### Task:
Go through the records and give the number of lines that include "Debra", with nothing else.

(Data entries)
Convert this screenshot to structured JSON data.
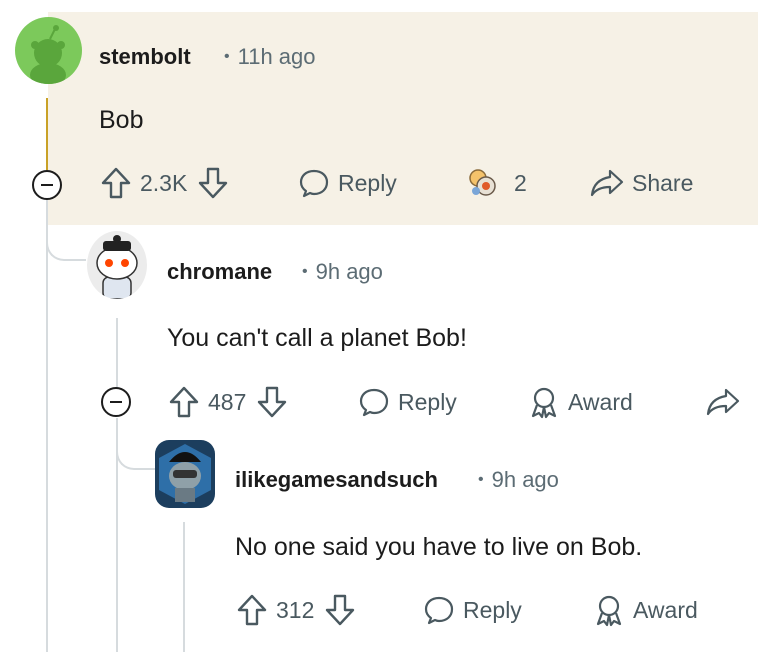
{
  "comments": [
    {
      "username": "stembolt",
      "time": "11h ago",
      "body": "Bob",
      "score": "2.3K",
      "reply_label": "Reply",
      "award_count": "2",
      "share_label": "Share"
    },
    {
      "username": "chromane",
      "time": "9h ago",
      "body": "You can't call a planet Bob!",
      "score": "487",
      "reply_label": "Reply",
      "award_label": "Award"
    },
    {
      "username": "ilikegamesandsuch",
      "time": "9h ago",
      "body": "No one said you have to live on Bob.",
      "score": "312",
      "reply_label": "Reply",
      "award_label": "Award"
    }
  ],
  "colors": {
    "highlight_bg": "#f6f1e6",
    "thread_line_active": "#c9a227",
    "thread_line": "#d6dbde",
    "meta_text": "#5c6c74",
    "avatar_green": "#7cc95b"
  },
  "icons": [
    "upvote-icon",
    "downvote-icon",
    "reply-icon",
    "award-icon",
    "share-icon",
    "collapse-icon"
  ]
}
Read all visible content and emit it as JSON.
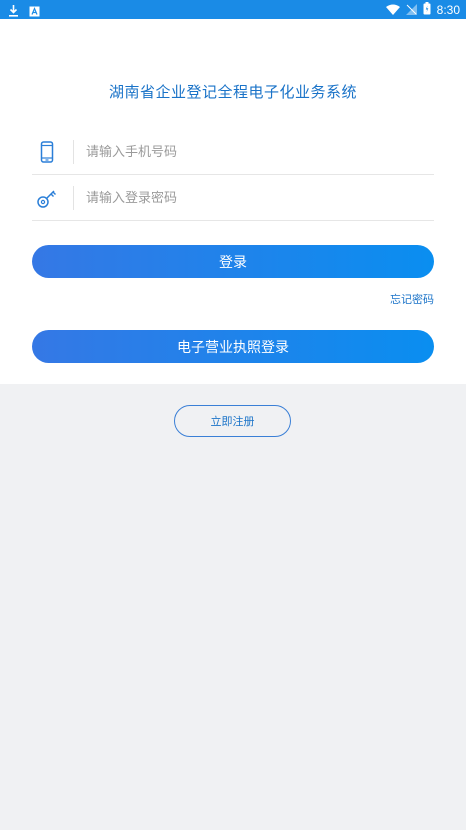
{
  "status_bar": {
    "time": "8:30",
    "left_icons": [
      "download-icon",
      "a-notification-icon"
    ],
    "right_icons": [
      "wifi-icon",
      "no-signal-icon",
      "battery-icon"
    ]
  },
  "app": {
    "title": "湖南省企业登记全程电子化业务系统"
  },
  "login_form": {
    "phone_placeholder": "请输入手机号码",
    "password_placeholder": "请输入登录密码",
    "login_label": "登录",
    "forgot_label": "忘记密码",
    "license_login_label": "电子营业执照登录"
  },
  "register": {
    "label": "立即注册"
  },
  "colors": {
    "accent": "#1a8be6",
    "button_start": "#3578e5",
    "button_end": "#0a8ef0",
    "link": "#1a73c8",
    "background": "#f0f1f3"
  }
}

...

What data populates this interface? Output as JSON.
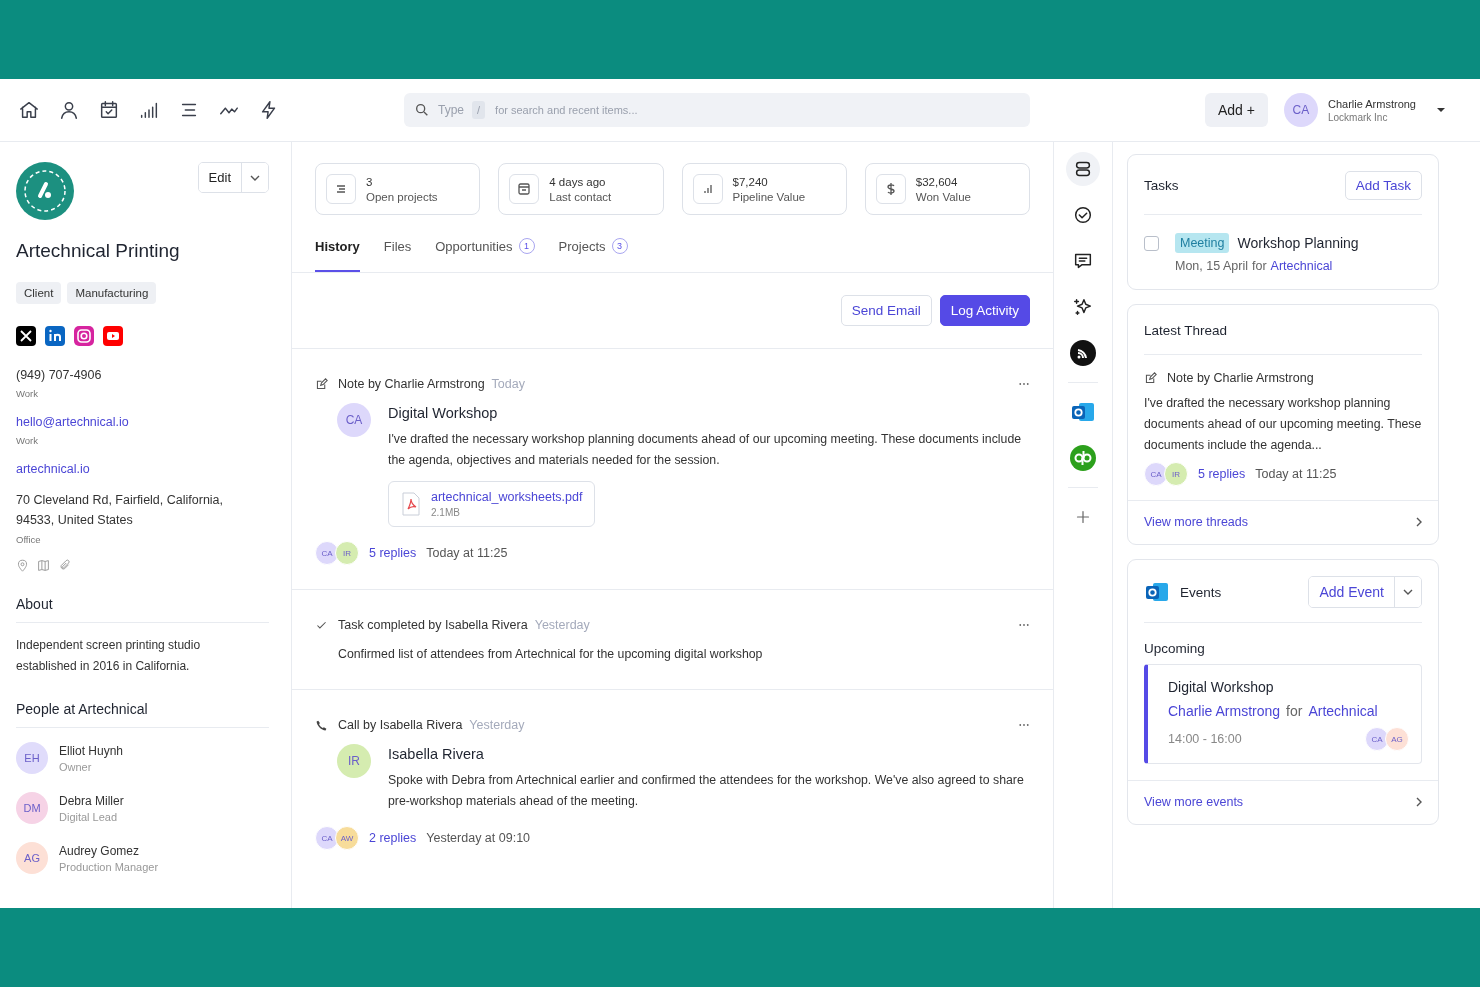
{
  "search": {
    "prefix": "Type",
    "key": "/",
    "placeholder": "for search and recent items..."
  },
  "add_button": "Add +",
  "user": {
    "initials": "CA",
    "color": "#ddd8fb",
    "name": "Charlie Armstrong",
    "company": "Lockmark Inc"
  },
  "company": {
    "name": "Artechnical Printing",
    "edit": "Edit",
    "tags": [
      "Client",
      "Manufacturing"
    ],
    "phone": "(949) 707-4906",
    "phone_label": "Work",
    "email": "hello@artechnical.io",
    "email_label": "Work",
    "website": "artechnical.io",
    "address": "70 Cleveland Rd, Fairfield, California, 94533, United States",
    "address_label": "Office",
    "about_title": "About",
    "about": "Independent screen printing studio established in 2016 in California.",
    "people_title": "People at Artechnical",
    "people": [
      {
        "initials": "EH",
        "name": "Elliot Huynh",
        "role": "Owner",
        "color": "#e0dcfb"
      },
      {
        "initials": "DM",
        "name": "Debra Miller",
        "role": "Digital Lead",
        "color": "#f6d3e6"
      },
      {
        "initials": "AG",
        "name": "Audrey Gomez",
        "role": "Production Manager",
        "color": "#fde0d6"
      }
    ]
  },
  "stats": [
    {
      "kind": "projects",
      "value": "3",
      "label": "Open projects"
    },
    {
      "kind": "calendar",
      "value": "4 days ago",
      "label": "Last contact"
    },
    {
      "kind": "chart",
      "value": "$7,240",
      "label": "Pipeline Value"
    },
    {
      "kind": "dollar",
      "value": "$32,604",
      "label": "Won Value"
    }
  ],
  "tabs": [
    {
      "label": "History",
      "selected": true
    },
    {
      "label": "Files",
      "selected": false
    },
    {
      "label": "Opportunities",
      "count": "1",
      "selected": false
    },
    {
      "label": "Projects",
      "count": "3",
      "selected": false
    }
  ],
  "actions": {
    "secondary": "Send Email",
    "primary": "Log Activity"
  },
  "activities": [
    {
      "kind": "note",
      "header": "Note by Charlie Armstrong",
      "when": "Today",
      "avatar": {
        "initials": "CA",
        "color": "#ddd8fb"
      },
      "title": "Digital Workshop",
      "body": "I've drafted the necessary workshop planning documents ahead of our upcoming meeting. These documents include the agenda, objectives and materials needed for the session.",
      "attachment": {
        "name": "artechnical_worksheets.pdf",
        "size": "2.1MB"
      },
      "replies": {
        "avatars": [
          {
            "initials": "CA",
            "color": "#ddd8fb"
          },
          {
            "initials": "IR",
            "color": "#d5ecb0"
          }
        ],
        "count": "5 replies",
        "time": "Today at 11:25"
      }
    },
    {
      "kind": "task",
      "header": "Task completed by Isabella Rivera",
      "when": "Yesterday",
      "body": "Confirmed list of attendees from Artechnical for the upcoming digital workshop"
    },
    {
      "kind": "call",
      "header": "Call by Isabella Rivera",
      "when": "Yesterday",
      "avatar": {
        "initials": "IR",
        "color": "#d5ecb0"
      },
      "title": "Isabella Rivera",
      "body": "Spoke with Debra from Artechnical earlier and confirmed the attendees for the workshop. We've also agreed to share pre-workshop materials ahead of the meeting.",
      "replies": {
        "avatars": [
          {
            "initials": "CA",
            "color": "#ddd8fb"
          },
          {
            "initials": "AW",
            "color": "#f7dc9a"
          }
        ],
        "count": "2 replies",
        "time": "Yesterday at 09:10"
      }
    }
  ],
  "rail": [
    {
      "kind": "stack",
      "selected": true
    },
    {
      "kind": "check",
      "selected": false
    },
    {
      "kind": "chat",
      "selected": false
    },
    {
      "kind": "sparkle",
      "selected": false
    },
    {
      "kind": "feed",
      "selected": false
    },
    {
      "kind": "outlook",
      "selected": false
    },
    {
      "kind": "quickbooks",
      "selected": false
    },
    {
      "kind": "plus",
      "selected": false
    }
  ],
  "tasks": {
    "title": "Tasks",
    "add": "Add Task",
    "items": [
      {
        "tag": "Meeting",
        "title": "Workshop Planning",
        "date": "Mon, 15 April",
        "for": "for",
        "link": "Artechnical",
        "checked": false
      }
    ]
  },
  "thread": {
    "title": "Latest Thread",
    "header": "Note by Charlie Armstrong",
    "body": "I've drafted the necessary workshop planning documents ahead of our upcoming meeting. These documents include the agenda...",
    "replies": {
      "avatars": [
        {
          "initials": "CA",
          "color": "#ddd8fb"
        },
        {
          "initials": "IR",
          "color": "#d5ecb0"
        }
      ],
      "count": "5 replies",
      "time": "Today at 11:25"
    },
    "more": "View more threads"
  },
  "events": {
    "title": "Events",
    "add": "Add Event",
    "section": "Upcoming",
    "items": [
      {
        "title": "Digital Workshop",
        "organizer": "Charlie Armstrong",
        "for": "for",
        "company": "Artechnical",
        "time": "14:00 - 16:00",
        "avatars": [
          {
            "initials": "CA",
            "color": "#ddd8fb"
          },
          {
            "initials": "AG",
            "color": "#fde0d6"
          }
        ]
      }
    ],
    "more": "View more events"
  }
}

### Answer to this exercise:
2